◆ **PROMPT**
Go through the data below and work out how many lines contain "kbps"; the answer is the number alone.

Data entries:
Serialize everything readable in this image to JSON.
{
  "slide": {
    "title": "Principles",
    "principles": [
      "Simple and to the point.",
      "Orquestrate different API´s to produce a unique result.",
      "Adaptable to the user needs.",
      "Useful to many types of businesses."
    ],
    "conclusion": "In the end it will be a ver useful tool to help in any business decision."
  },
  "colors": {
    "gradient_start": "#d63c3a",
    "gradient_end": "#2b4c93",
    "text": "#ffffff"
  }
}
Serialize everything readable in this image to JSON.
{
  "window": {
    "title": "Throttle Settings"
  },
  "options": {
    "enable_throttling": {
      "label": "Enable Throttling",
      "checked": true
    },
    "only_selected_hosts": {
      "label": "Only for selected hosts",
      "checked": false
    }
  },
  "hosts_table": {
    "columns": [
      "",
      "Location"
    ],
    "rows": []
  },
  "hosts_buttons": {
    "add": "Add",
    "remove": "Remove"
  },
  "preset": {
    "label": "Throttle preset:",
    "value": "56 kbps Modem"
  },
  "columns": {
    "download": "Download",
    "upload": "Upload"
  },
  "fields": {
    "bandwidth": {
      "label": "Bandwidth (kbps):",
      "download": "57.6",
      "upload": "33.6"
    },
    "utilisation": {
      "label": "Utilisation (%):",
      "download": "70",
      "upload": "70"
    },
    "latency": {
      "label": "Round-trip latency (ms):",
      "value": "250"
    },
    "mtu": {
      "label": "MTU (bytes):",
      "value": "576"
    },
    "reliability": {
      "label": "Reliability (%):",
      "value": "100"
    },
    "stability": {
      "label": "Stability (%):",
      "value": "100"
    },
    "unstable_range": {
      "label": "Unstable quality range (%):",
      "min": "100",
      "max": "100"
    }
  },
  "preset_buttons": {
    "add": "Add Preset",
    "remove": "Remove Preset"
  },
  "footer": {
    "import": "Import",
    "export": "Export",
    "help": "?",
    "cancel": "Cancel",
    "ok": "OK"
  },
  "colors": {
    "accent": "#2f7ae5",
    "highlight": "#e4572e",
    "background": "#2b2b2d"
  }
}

◆ **RESPONSE AREA**
2